* **DATASET EXTRACT**
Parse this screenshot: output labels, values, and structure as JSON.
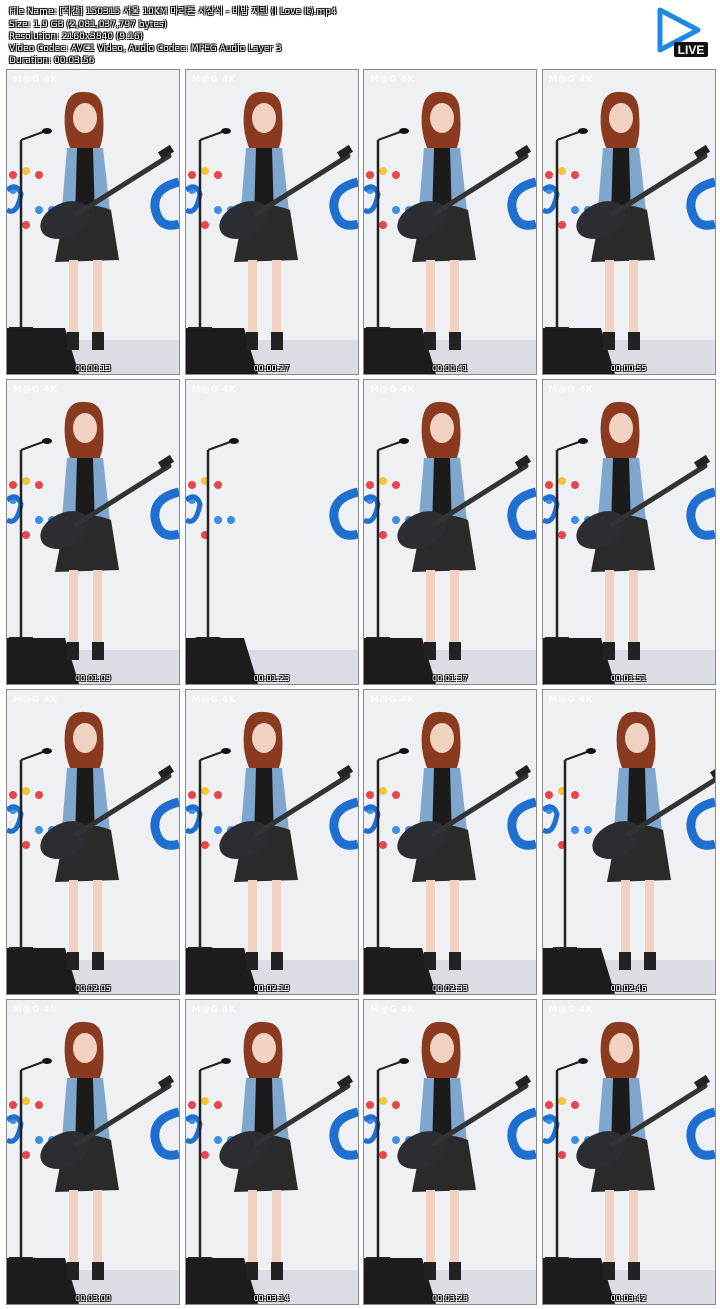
{
  "header": {
    "file_name": "File Name: [직캠] 150315 서울 10KM 마라톤 시상식 - 비밥 지민 (I Love It).mp4",
    "size": "Size: 1.9 GB (2,081,037,797 bytes)",
    "resolution": "Resolution: 2160x3840 (9:16)",
    "codec": "Video Codec: AVC1 Video, Audio Codec: MPEG Audio Layer 3",
    "duration": "Duration: 00:03:56",
    "logo_text": "LIVE"
  },
  "watermark": "M@G 4K",
  "thumbnails": [
    {
      "time": "00:00:13",
      "pose": "center"
    },
    {
      "time": "00:00:27",
      "pose": "center"
    },
    {
      "time": "00:00:41",
      "pose": "center"
    },
    {
      "time": "00:00:55",
      "pose": "center"
    },
    {
      "time": "00:01:09",
      "pose": "center"
    },
    {
      "time": "00:01:23",
      "pose": "empty"
    },
    {
      "time": "00:01:37",
      "pose": "center"
    },
    {
      "time": "00:01:51",
      "pose": "center"
    },
    {
      "time": "00:02:05",
      "pose": "center"
    },
    {
      "time": "00:02:19",
      "pose": "center"
    },
    {
      "time": "00:02:33",
      "pose": "center"
    },
    {
      "time": "00:02:46",
      "pose": "right"
    },
    {
      "time": "00:03:00",
      "pose": "center"
    },
    {
      "time": "00:03:14",
      "pose": "center"
    },
    {
      "time": "00:03:28",
      "pose": "center"
    },
    {
      "time": "00:03:42",
      "pose": "center"
    }
  ],
  "colors": {
    "backdrop": "#eef0f4",
    "brand_blue": "#1f6fd1",
    "dot_red": "#e8464a",
    "dot_yellow": "#f4c534",
    "dot_blue": "#3d8fe6",
    "jacket": "#7fa6cc",
    "hair": "#8a3b1f",
    "skin": "#f1d2c2"
  }
}
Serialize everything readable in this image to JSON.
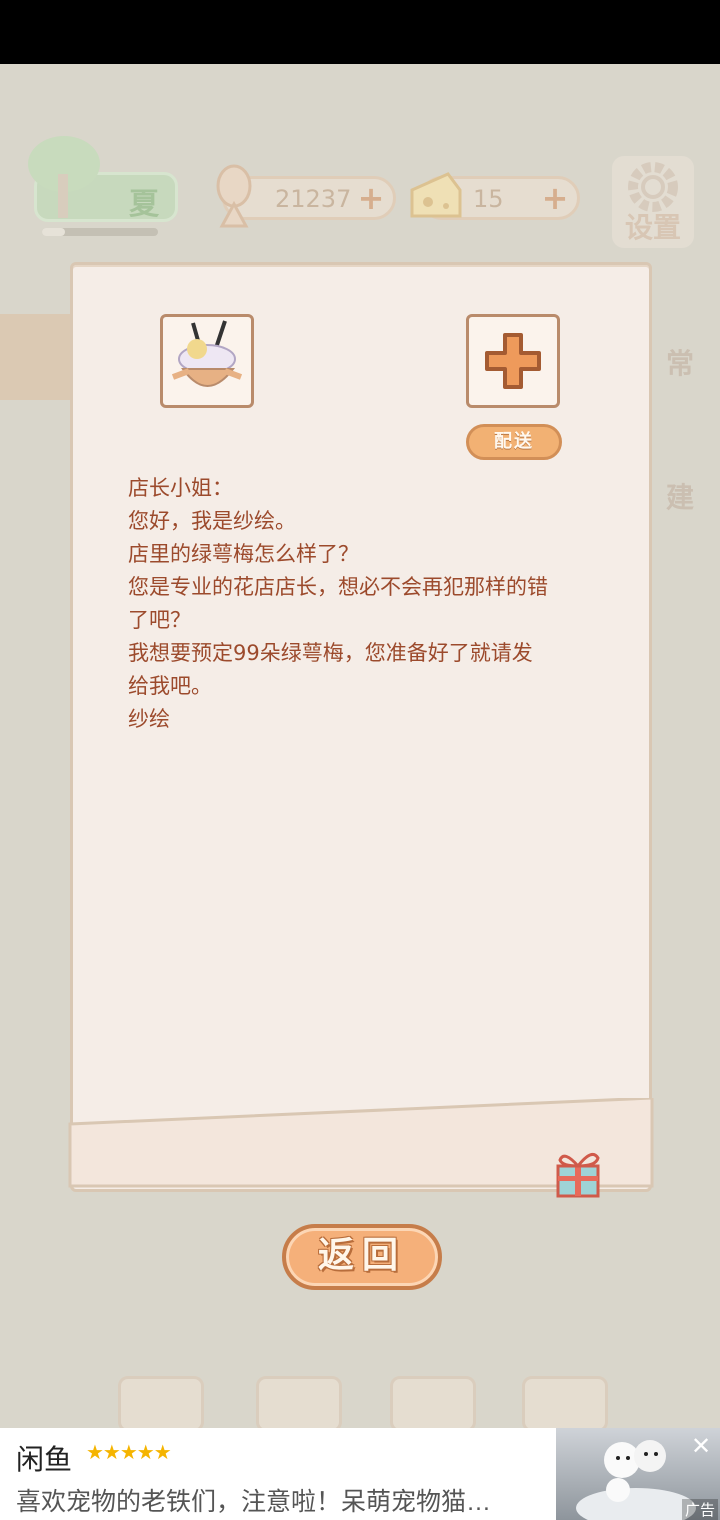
{
  "hud": {
    "season_label": "夏",
    "season_progress": 0.2,
    "fish_currency": "21237",
    "cheese_currency": "15",
    "plus_symbol": "+",
    "settings_label": "设置",
    "side_daily_label": "常",
    "side_build_label": "建"
  },
  "letter": {
    "deliver_label": "配送",
    "lines": [
      "店长小姐：",
      "您好，我是纱绘。",
      "店里的绿萼梅怎么样了？",
      "您是专业的花店店长，想必不会再犯那样的错",
      "了吧？",
      "我想要预定99朵绿萼梅，您准备好了就请发",
      "给我吧。",
      "纱绘"
    ],
    "back_label": "返回"
  },
  "ad": {
    "brand": "闲鱼",
    "stars": "★★★★★",
    "description": "喜欢宠物的老铁们，注意啦！呆萌宠物猫…",
    "close": "✕",
    "tag": "广告"
  },
  "colors": {
    "letter_text": "#9c4a2c",
    "button_orange": "#f5b07a",
    "paper": "#f5ede7"
  }
}
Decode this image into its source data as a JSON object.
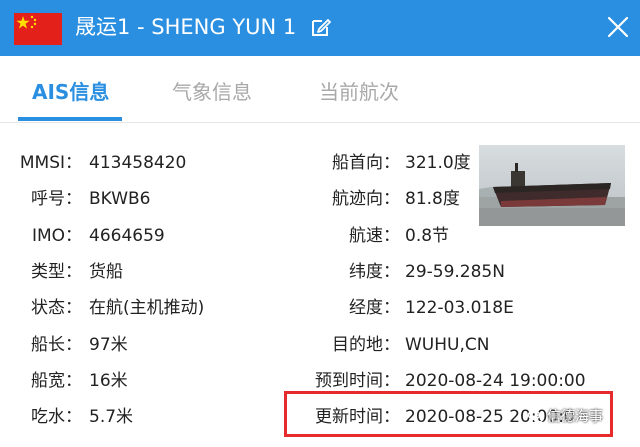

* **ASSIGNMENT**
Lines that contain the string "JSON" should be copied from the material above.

* **SOLVED EXERCISE**
Parse this screenshot: output labels, values, and structure as JSON.
Serialize everything readable in this image to JSON.
Decode this image into its source data as a JSON object.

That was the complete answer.